**What you will do**
Go through the listing and write out each line exactly.

**Source data**

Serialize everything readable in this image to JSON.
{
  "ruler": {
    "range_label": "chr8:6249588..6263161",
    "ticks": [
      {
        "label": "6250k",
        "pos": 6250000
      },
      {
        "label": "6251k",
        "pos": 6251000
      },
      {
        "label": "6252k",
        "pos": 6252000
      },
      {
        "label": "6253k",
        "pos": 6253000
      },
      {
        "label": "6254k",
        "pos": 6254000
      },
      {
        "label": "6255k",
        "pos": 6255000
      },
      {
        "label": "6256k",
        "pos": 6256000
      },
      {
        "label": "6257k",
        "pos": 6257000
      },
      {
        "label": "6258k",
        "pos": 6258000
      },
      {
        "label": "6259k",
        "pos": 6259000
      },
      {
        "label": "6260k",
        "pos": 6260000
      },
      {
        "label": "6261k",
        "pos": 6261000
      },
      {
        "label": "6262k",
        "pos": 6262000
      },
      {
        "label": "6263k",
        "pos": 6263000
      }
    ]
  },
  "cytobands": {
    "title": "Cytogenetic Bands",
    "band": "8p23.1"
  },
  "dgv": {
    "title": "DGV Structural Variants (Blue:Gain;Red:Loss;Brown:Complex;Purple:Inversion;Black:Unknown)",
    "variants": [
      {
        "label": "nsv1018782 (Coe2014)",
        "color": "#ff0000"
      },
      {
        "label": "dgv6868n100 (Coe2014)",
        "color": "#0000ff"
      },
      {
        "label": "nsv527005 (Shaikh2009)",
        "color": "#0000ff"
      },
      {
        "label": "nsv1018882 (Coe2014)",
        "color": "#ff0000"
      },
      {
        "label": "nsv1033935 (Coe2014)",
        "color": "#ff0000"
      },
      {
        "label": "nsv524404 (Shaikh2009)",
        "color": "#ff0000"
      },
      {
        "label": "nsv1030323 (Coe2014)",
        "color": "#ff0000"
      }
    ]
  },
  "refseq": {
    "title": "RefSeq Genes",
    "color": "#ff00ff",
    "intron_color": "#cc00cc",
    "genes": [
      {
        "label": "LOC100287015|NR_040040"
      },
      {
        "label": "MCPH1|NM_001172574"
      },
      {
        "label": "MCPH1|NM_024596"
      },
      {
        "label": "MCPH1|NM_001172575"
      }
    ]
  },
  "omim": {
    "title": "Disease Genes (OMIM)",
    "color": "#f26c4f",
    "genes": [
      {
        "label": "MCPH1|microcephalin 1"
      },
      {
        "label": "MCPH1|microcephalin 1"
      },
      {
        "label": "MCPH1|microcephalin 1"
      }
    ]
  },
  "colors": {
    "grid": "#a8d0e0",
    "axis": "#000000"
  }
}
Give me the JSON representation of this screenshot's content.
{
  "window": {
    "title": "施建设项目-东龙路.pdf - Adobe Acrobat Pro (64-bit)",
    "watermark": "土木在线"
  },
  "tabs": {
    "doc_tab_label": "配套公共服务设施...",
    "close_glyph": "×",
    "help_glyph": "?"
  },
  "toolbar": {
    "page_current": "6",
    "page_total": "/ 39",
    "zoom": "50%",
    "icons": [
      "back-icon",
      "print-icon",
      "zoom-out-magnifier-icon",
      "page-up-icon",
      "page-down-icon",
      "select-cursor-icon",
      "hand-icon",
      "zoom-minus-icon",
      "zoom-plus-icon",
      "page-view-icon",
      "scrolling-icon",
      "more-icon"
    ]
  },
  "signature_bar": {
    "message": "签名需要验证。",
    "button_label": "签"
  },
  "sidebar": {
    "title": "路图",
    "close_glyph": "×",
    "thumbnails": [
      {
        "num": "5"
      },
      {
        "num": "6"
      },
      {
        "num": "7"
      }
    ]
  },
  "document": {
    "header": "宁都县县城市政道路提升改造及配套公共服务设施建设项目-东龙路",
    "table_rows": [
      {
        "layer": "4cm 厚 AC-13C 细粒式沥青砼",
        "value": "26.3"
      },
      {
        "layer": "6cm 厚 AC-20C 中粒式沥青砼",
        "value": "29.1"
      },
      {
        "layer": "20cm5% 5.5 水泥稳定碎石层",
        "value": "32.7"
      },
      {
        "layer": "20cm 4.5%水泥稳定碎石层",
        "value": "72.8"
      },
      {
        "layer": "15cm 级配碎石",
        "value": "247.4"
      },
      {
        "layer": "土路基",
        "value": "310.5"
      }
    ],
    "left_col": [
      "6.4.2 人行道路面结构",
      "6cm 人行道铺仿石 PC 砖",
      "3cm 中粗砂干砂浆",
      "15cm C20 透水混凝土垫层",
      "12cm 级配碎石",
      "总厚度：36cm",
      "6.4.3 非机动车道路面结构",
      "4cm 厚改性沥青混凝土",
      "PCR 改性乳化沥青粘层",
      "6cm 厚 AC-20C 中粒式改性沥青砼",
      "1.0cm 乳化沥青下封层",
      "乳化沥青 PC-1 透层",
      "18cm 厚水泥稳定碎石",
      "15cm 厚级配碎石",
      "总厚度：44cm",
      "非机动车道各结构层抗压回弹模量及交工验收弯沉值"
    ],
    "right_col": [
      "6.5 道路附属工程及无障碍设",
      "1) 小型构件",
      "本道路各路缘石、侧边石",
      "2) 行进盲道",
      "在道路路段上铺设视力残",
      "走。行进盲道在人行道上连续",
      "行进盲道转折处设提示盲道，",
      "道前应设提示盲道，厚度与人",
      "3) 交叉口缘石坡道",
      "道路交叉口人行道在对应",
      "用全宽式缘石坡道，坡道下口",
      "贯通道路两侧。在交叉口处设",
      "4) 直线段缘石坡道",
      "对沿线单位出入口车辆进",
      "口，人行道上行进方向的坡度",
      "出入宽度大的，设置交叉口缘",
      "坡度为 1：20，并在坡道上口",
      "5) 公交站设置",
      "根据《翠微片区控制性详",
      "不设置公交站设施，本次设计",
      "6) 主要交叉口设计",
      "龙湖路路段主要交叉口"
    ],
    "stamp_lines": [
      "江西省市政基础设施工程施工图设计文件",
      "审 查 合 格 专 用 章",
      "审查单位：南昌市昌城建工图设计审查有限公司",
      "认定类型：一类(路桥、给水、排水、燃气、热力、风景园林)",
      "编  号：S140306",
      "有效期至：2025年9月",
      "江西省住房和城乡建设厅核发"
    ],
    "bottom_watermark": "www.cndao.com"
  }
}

**Completed exercise**
Serialize everything readable in this image to JSON.
{
  "ruler": {
    "range_label": "chr8:6249588..6263161",
    "ticks": [
      {
        "label": "6250k",
        "pos": 6250000
      },
      {
        "label": "6251k",
        "pos": 6251000
      },
      {
        "label": "6252k",
        "pos": 6252000
      },
      {
        "label": "6253k",
        "pos": 6253000
      },
      {
        "label": "6254k",
        "pos": 6254000
      },
      {
        "label": "6255k",
        "pos": 6255000
      },
      {
        "label": "6256k",
        "pos": 6256000
      },
      {
        "label": "6257k",
        "pos": 6257000
      },
      {
        "label": "6258k",
        "pos": 6258000
      },
      {
        "label": "6259k",
        "pos": 6259000
      },
      {
        "label": "6260k",
        "pos": 6260000
      },
      {
        "label": "6261k",
        "pos": 6261000
      },
      {
        "label": "6262k",
        "pos": 6262000
      },
      {
        "label": "6263k",
        "pos": 6263000
      }
    ]
  },
  "cytobands": {
    "title": "Cytogenetic Bands",
    "band": "8p23.1"
  },
  "dgv": {
    "title": "DGV Structural Variants (Blue:Gain;Red:Loss;Brown:Complex;Purple:Inversion;Black:Unknown)",
    "variants": [
      {
        "label": "nsv1018782 (Coe2014)",
        "color": "#ff0000"
      },
      {
        "label": "dgv6868n100 (Coe2014)",
        "color": "#0000ff"
      },
      {
        "label": "nsv527005 (Shaikh2009)",
        "color": "#0000ff"
      },
      {
        "label": "nsv1018882 (Coe2014)",
        "color": "#ff0000"
      },
      {
        "label": "nsv1033935 (Coe2014)",
        "color": "#ff0000"
      },
      {
        "label": "nsv524404 (Shaikh2009)",
        "color": "#ff0000"
      },
      {
        "label": "nsv1030323 (Coe2014)",
        "color": "#ff0000"
      }
    ]
  },
  "refseq": {
    "title": "RefSeq Genes",
    "color": "#ff00ff",
    "intron_color": "#cc00cc",
    "genes": [
      {
        "label": "LOC100287015|NR_040040"
      },
      {
        "label": "MCPH1|NM_001172574"
      },
      {
        "label": "MCPH1|NM_024596"
      },
      {
        "label": "MCPH1|NM_001172575"
      }
    ]
  },
  "omim": {
    "title": "Disease Genes (OMIM)",
    "color": "#f26c4f",
    "genes": [
      {
        "label": "MCPH1|microcephalin 1"
      },
      {
        "label": "MCPH1|microcephalin 1"
      },
      {
        "label": "MCPH1|microcephalin 1"
      }
    ]
  },
  "colors": {
    "grid": "#a8d0e0",
    "axis": "#000000"
  }
}
Give me the JSON representation of this screenshot's content.
{
  "window": {
    "title": "施建设项目-东龙路.pdf - Adobe Acrobat Pro (64-bit)",
    "watermark": "土木在线"
  },
  "tabs": {
    "doc_tab_label": "配套公共服务设施...",
    "close_glyph": "×",
    "help_glyph": "?"
  },
  "toolbar": {
    "page_current": "6",
    "page_total": "/ 39",
    "zoom": "50%",
    "icons": [
      "back-icon",
      "print-icon",
      "zoom-out-magnifier-icon",
      "page-up-icon",
      "page-down-icon",
      "select-cursor-icon",
      "hand-icon",
      "zoom-minus-icon",
      "zoom-plus-icon",
      "page-view-icon",
      "scrolling-icon",
      "more-icon"
    ]
  },
  "signature_bar": {
    "message": "签名需要验证。",
    "button_label": "签"
  },
  "sidebar": {
    "title": "路图",
    "close_glyph": "×",
    "thumbnails": [
      {
        "num": "5"
      },
      {
        "num": "6"
      },
      {
        "num": "7"
      }
    ]
  },
  "document": {
    "header": "宁都县县城市政道路提升改造及配套公共服务设施建设项目-东龙路",
    "table_rows": [
      {
        "layer": "4cm 厚 AC-13C 细粒式沥青砼",
        "value": "26.3"
      },
      {
        "layer": "6cm 厚 AC-20C 中粒式沥青砼",
        "value": "29.1"
      },
      {
        "layer": "20cm5% 5.5 水泥稳定碎石层",
        "value": "32.7"
      },
      {
        "layer": "20cm 4.5%水泥稳定碎石层",
        "value": "72.8"
      },
      {
        "layer": "15cm 级配碎石",
        "value": "247.4"
      },
      {
        "layer": "土路基",
        "value": "310.5"
      }
    ],
    "left_col": [
      "6.4.2 人行道路面结构",
      "6cm 人行道铺仿石 PC 砖",
      "3cm 中粗砂干砂浆",
      "15cm C20 透水混凝土垫层",
      "12cm 级配碎石",
      "总厚度：36cm",
      "6.4.3 非机动车道路面结构",
      "4cm 厚改性沥青混凝土",
      "PCR 改性乳化沥青粘层",
      "6cm 厚 AC-20C 中粒式改性沥青砼",
      "1.0cm 乳化沥青下封层",
      "乳化沥青 PC-1 透层",
      "18cm 厚水泥稳定碎石",
      "15cm 厚级配碎石",
      "总厚度：44cm",
      "非机动车道各结构层抗压回弹模量及交工验收弯沉值"
    ],
    "right_col": [
      "6.5 道路附属工程及无障碍设",
      "1) 小型构件",
      "本道路各路缘石、侧边石",
      "2) 行进盲道",
      "在道路路段上铺设视力残",
      "走。行进盲道在人行道上连续",
      "行进盲道转折处设提示盲道，",
      "道前应设提示盲道，厚度与人",
      "3) 交叉口缘石坡道",
      "道路交叉口人行道在对应",
      "用全宽式缘石坡道，坡道下口",
      "贯通道路两侧。在交叉口处设",
      "4) 直线段缘石坡道",
      "对沿线单位出入口车辆进",
      "口，人行道上行进方向的坡度",
      "出入宽度大的，设置交叉口缘",
      "坡度为 1：20，并在坡道上口",
      "5) 公交站设置",
      "根据《翠微片区控制性详",
      "不设置公交站设施，本次设计",
      "6) 主要交叉口设计",
      "龙湖路路段主要交叉口"
    ],
    "stamp_lines": [
      "江西省市政基础设施工程施工图设计文件",
      "审 查 合 格 专 用 章",
      "审查单位：南昌市昌城建工图设计审查有限公司",
      "认定类型：一类(路桥、给水、排水、燃气、热力、风景园林)",
      "编  号：S140306",
      "有效期至：2025年9月",
      "江西省住房和城乡建设厅核发"
    ],
    "bottom_watermark": "www.cndao.com"
  }
}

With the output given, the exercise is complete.